[7] See, for example, the much shorter implementation of `DLAMCH' in
LAPACK 3.8.0:
[http://www.netlib.org/lapack/explore-html/d5/dd4/dlamch_8f_a06d6aa332f6f66e062e9b96a41f40800.html#a06d6aa332f6f66e062e9b96a41f40800]
[8] M. A. Heroux et al., "An overview of the Trilinos project," ACM
Transactions on Mathematical Software, Vol. 31, No. 3, Sep. 2005,
pp. 397-423; M. A. Heroux and J. M. Willenbring, "A New Overview of
The Trilinos Project," Scientific Programming, Vol 20, No. 2, 2012,
pp. 83-88. See also: [Trilinos' GitHub site]
(https://github.com/trilinos/Trilinos), and E. Bavier, M. Hoemmen,

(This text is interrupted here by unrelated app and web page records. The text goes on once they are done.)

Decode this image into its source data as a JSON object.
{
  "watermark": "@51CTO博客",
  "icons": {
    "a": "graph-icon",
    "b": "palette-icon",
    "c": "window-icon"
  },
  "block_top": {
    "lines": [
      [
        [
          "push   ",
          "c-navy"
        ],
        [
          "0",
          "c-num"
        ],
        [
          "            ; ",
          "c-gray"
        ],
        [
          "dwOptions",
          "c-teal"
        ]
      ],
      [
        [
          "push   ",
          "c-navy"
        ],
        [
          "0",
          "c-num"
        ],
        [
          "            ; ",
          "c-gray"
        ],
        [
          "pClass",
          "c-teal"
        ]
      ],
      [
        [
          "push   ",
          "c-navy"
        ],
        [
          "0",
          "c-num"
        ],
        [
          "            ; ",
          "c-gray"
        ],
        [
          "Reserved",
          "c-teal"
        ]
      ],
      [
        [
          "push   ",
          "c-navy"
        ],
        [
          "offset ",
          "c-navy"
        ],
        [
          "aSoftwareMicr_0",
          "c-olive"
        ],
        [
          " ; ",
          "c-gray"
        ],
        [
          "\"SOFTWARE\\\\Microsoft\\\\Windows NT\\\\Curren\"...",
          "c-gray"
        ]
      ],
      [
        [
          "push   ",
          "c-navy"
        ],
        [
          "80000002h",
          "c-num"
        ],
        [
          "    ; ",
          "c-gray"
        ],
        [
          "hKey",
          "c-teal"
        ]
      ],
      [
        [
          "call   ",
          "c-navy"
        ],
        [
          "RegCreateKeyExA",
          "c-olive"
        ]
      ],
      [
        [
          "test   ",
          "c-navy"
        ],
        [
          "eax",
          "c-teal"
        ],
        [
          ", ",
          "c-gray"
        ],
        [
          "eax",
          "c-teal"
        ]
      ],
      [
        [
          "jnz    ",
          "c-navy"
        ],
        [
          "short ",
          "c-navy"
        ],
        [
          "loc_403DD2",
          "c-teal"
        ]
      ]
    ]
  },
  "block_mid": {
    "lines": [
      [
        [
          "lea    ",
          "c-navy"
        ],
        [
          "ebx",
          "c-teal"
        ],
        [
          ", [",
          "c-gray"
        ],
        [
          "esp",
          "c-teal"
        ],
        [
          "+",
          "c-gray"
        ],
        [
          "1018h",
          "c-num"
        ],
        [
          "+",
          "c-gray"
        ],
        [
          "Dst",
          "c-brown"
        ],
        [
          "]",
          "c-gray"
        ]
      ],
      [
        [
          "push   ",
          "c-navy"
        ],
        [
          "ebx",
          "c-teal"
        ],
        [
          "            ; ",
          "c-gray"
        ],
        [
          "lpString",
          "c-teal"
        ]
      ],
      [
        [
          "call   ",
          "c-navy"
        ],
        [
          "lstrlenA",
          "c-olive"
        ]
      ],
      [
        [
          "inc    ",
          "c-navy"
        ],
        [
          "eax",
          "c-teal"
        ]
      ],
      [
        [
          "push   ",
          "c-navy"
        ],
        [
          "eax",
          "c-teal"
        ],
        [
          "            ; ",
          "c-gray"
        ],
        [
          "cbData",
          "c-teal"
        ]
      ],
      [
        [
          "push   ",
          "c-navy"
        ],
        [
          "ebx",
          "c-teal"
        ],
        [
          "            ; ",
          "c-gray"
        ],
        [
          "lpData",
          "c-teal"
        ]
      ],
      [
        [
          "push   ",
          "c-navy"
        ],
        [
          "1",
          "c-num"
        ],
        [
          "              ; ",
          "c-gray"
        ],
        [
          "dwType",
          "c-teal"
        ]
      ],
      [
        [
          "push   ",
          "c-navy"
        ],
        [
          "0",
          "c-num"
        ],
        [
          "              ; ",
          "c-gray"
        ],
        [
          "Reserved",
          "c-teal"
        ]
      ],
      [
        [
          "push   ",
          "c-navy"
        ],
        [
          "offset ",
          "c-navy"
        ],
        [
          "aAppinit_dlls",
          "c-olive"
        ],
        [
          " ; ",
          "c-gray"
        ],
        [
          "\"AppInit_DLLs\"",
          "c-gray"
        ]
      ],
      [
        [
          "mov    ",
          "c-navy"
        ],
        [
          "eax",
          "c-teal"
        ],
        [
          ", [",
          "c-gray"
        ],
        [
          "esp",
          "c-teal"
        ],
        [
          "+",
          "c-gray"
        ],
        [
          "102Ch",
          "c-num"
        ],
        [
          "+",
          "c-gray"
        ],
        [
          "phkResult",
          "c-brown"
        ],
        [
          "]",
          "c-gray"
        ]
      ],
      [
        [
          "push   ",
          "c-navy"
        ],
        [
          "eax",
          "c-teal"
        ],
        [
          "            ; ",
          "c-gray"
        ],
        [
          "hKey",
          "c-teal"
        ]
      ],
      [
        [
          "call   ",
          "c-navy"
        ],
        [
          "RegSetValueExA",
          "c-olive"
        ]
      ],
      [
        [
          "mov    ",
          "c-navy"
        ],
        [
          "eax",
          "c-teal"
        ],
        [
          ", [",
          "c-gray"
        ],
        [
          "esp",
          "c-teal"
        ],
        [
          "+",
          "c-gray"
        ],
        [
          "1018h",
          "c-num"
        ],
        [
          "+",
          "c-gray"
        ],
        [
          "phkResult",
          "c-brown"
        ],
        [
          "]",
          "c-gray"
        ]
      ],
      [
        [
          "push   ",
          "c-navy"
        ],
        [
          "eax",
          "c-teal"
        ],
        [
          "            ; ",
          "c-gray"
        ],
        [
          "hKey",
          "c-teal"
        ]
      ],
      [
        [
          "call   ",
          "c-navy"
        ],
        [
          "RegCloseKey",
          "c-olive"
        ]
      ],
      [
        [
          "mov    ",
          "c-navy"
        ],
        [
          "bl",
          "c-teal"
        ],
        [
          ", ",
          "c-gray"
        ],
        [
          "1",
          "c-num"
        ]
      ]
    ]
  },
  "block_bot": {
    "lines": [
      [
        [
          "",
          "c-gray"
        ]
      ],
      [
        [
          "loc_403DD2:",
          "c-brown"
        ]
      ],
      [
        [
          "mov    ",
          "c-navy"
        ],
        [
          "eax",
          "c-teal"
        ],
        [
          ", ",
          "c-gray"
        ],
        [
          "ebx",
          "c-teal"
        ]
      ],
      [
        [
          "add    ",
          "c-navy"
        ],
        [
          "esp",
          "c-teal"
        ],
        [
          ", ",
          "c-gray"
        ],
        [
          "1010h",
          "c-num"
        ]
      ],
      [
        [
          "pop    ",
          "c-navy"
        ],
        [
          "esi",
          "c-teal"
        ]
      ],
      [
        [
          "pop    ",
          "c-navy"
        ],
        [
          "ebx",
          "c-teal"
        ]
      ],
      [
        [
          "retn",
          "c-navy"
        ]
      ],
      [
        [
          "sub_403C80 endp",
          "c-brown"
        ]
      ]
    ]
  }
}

S. Rajamanickam, and Heidi Thornquist, "Amesos2 and Belos: Direct and
Iterative Solvers for Large Sparse Linear Systems," Scientific
Programming, Vol. 20, No. 3, 2012, pp. 241-255.
[9] Gaël Guennebaud, Benoît Jacob, et al., "Eigen v3,"
[http://eigen.tuxfamily.org], 2010 [last accessed Nov. 2018]. See
also Eigen's documentation for "Using custom scalar types":
[http://eigen.tuxfamily.org/dox/TopicCustomizing_CustomScalar.html].
[10] See e.g., J. W. Demmel, M. Hoemmen, Y. Hida, and E. J. Riedy,
"Nonnegative Diagonals and High Performance on Low-Profile Matrices
from Householder QR," SIAM J. Sci. Comput., Vol. 31, No. 4, 2009,
pp. 2832-2841. The authors later found out via a Matlab bug report
that these changes to LAPACK's Householder reflector computation had
subtle rounding error issues that broke one of LAPACK's dense
eigensolver routines, so we ended up backing them out.